Something we also learn quickly is that her husband is a pompous jerk. Apparently, blessed with "short-man syndrome", he overcompensates for his physique with his fists and his attitude. In short (see what I did there?), Mercedes spends her life under his thumb, constantly trying to avoid his suspicion and anger. Unfortunately, in the time period the book is set, the husband has complete law over his wife and can do as he pleases. 

The narrative jumps back and forth between Mercedes POV and that of an unknown male presence. He calls himself a parasite and explains that he has an appetite for the energy of the living. We know that the narrative has shifted because the unknown male is typecast in italics. 

This. was. so. annoying!
Pages upon pages of italic. 
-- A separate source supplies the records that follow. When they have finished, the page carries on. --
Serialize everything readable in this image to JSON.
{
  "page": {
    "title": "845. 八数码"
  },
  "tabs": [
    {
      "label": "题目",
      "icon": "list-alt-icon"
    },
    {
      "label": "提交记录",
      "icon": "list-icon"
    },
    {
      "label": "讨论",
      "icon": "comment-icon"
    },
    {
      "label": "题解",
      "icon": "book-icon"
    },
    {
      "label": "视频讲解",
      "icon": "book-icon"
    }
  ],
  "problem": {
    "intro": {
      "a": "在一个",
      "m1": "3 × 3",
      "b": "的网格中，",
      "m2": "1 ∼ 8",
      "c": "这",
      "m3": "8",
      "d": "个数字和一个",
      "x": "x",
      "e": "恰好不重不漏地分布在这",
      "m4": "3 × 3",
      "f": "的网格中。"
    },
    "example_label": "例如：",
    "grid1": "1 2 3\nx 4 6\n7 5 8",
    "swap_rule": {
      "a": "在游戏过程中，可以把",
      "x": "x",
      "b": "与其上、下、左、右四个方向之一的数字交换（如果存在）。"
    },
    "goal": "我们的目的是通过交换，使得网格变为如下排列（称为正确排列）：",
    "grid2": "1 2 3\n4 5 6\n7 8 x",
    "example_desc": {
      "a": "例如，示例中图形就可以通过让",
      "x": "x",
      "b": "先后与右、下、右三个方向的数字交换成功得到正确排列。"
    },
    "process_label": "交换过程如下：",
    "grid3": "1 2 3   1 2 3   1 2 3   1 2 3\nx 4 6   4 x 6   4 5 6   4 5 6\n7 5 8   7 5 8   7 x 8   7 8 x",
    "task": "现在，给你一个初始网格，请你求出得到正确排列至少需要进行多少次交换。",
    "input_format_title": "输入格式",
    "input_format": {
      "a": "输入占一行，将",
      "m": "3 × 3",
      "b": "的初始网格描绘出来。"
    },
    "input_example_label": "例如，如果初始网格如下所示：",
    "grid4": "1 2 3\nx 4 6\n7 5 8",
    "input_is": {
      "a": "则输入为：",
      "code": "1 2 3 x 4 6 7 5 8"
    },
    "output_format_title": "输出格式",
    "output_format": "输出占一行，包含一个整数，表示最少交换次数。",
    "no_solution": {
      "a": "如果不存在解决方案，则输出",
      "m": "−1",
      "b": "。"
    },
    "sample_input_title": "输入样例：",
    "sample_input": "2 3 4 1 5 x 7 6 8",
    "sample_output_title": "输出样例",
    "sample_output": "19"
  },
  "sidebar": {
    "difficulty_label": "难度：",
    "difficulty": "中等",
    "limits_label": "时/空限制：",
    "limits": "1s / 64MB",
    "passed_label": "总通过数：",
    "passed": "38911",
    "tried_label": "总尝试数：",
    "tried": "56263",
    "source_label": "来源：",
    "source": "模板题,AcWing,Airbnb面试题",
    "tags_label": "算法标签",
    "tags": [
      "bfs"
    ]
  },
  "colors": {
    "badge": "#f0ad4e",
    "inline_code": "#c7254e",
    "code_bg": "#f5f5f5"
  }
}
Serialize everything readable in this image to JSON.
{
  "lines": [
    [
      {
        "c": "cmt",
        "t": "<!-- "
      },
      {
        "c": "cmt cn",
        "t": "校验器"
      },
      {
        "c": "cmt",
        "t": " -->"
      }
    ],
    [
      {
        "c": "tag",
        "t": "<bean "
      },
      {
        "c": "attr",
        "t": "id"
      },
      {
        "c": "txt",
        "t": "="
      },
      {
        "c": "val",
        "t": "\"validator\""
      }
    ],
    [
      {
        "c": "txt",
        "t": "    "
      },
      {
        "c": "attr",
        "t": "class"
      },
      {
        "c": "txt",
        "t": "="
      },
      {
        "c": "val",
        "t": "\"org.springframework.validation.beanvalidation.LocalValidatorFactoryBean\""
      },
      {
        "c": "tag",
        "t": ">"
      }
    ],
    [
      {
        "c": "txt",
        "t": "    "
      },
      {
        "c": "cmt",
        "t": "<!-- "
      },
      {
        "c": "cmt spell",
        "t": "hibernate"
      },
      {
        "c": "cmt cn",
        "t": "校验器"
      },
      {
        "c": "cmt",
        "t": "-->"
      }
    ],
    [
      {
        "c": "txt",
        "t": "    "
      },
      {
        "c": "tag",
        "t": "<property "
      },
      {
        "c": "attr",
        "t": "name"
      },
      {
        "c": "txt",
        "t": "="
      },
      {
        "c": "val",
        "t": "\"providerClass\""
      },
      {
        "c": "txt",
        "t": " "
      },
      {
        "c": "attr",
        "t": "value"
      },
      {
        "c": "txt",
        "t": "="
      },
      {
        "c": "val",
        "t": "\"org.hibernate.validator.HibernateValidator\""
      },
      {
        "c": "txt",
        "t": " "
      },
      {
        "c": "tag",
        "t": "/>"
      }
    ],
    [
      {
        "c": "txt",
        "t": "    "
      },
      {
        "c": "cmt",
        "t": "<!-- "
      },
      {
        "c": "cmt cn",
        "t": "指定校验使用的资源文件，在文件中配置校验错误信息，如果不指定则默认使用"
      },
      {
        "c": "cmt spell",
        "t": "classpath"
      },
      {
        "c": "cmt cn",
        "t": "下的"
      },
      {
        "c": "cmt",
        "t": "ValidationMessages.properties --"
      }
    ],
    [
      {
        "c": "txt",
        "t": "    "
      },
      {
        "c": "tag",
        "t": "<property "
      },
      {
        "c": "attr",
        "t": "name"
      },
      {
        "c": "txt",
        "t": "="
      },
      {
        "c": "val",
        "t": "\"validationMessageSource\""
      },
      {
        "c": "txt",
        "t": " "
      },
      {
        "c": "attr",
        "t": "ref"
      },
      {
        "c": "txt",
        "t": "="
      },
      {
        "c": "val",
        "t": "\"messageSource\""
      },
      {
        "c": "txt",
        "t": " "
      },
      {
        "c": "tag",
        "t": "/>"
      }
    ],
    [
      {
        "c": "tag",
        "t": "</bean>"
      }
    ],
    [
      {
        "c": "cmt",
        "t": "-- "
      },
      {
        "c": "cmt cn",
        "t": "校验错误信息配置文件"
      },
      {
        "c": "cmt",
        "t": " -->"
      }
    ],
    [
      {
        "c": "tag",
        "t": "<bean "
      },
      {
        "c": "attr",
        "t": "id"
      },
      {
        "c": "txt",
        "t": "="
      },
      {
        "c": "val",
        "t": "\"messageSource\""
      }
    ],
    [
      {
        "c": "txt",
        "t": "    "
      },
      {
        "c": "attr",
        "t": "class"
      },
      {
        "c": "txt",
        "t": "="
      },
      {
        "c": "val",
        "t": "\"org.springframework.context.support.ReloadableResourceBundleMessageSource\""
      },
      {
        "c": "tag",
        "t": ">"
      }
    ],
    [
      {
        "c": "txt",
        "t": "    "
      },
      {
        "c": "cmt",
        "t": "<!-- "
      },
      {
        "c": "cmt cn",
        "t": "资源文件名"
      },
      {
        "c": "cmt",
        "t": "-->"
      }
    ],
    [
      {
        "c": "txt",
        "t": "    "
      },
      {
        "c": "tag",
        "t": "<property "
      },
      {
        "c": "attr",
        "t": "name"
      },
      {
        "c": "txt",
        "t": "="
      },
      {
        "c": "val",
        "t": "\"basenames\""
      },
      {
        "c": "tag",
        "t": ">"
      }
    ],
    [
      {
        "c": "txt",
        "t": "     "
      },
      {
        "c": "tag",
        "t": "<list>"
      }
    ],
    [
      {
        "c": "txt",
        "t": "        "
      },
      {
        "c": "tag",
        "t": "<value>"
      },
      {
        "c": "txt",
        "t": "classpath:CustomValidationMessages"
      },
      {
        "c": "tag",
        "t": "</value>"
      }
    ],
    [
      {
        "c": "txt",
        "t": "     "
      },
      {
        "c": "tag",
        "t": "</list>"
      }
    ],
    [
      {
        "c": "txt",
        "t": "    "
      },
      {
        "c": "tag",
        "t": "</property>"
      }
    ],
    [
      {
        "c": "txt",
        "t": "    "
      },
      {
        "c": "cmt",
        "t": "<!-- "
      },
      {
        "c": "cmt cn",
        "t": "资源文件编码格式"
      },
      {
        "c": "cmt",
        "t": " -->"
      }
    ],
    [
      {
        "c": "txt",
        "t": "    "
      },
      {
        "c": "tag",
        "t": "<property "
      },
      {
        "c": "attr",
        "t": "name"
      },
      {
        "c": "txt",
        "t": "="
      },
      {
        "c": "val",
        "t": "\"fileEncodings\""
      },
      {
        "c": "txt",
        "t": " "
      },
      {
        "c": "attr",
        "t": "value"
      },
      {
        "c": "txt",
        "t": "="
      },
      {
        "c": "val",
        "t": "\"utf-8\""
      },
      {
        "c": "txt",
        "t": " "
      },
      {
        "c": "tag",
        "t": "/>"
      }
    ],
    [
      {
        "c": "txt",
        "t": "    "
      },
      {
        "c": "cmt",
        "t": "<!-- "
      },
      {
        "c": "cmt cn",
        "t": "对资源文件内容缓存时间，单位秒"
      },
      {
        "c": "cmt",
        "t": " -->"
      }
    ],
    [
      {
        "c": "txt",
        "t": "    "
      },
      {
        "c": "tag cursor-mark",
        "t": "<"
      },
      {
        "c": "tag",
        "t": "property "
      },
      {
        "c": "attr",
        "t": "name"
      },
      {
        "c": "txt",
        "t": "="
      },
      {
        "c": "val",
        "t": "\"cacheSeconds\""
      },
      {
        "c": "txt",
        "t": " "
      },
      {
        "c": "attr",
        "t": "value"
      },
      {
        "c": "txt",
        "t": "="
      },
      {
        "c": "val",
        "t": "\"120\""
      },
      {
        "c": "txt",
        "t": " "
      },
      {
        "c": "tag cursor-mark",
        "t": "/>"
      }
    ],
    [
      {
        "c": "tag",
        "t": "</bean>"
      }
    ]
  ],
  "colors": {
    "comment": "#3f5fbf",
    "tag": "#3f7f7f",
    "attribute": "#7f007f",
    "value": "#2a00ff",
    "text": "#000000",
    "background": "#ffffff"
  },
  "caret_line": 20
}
Eventually, Mercedes encounters this unknown presence and with her unique gift, they forge a very tenuous bond to rid Paris of another entity that is the cause of an epidemic that is making people drop dead. 

They call them "droppers." 

The plot of The Devourer is expansive. It's many layers interwoven into one story and treads heavily into the spiritual realm. We see tarot reading, runes, out of body travel, angels or guides, and demons or parasites. The world that the author builds in 19th century Paris is well described. We see numerous levels of social standing and how those characters live. 

I just wish I wasn't so annoyed by the characters. I loathed Eric. I'm not sure why the author needed to have such an incredibly abhorrent man written into the story. He belittles and beats his wife. He accuses her of adultery and dishonesty. He even goes as far as to have a doctor diagnose her with female hysteria. You know what the "cure" for hysteria often was? 

 (Read this Huffington Post article if you don't believe me.)

I understand that these were the extremely stupid beliefs at the time that the author has set this book. I get it and God bless those people who actually had to live it. I'd have been in the looney bin faster than you can say wandering womb. It just felt like an unnecessary distraction from the storyline and didn't really further the plot for me. The supernatural aspect of the book took a backseat to the interaction between Mercedes and her dirtbag husband. 

If you enjoy historical paranormal fiction, you may really like The Devourer. The author did an amazing job in describing the period in which it was set and also on the various supernatural aspects. I just couldn't establish a rapport with the characters.

Try it for yourself here:

 2 Paws Up

About the Author

Chris Chelser

Chris has been writing dark fiction with a silver lining for some 20 years now but has worked as a financial and legal business consultant before becoming a fulltime writer. 

She lives in a study somewhere in the Netherlands where she writes unless coaxed out by her husband and son.